I wrote recently about a man named Fred who would drop anything if I needed help. That is a true friend. And as a true friend, I limited those times where I called for help, and I negotiated a time that was good for both of us. And I am still, a year after his death, doing what I can to pay him back for his kindness.
And there is another thing about social media friends. They tend to be people that agree with your point of view. Some of this is social media software manipulation to make you and your friends think you have the only viewpoint that matters. That divides us even more.
I have friends on social media that are high school classmates, and some of them have opposite views to mine. Sometimes I just scroll down and avoid the conflict. Other times, I try to understand how they could have the view that they have. After all, I grew up with them.
I have other friends on social media who are family. I guess I am stuck with them. I have written enough for people to know me as conservative, but I have relatives that are so far to the right that I look like a Communist. And I have a few that are to the left also – way, way, way, and out of here left (old sports commentary about baseballs going over the fence for a home run, nothing more). Family is in a different classification than friends. They are family. You love them, even when you cannot stand to be around them.
And as for the work people and church people who are also social media friends, I must ask if I really know them that well. Some of my best friends at church are not on social media. And the same goes for some of my old work friends.
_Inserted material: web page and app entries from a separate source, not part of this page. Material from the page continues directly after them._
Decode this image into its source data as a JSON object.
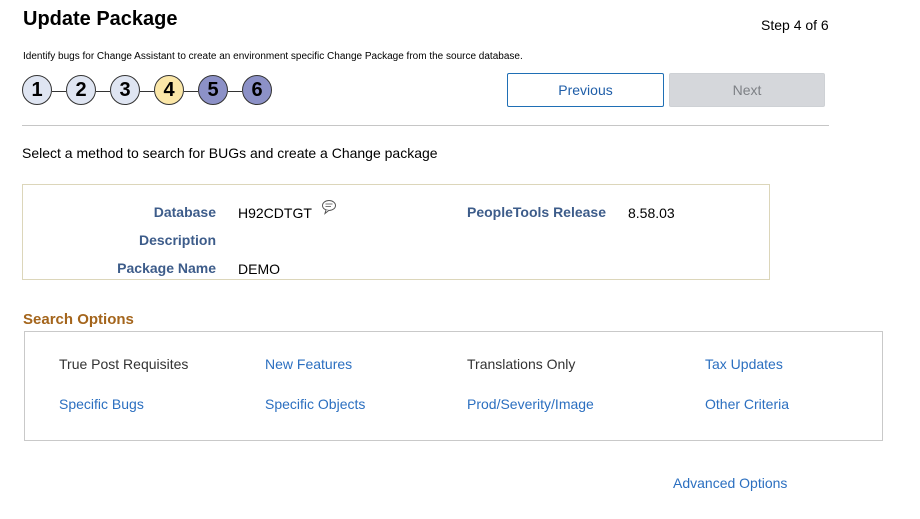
{
  "header": {
    "title": "Update Package",
    "step_text": "Step 4 of 6",
    "instructions": "Identify bugs for Change Assistant to create an environment specific Change Package from the source database."
  },
  "steps": [
    "1",
    "2",
    "3",
    "4",
    "5",
    "6"
  ],
  "nav": {
    "previous_label": "Previous",
    "next_label": "Next"
  },
  "method_prompt": "Select a method to search for BUGs and create a Change package",
  "details": {
    "database_label": "Database",
    "database_value": "H92CDTGT",
    "description_label": "Description",
    "package_name_label": "Package Name",
    "package_name_value": "DEMO",
    "tools_release_label": "PeopleTools Release",
    "tools_release_value": "8.58.03"
  },
  "search_options": {
    "title": "Search Options",
    "row1": [
      "True Post Requisites",
      "New Features",
      "Translations Only",
      "Tax Updates"
    ],
    "row2": [
      "Specific Bugs",
      "Specific Objects",
      "Prod/Severity/Image",
      "Other Criteria"
    ]
  },
  "advanced_options_label": "Advanced Options",
  "colors": {
    "link": "#2b6fc0",
    "label": "#3d5c8a",
    "section_title": "#a4651c",
    "step_done": "#dfe5f2",
    "step_current": "#fbe7a8",
    "step_future": "#8c91c7"
  }
}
Although I would sure love for you who are reading this to read a few more posts that I have written, let us all step away from the keyboard long enough to call someone that we really know. Just before writing this paragraph, I called my sister. She is fine and her daughter has still not gotten word whether she passed the bar exam. So, more prayers are needed.
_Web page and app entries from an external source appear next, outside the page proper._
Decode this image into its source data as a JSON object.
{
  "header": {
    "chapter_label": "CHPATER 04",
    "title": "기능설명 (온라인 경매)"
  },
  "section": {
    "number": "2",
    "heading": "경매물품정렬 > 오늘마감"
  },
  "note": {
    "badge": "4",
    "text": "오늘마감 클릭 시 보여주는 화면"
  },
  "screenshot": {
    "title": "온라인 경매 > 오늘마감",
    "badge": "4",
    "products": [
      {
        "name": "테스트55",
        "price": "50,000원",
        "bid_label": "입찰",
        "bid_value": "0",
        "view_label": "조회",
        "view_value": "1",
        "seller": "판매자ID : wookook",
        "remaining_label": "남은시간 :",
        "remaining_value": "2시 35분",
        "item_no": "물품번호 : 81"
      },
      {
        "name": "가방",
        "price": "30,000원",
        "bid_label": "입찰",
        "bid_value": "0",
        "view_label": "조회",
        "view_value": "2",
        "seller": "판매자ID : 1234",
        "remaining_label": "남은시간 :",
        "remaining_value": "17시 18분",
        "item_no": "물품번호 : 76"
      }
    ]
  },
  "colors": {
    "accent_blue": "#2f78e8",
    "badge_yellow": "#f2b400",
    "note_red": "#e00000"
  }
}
And we must all realize that Jesus is the best friend that we will ever have, and we don’t even need an internet connection to talk to Him.
Soli Deo Gloria. Only to God be the Glory.
Excellent post. Social media has really changed our world, hasn’t it?
LikeLiked by 2 people
Yes, and I fear God, not who is behind the curtain, manipulating what we see and hear. But it is amazing how pervasive it has become.
LikeLiked by 2 people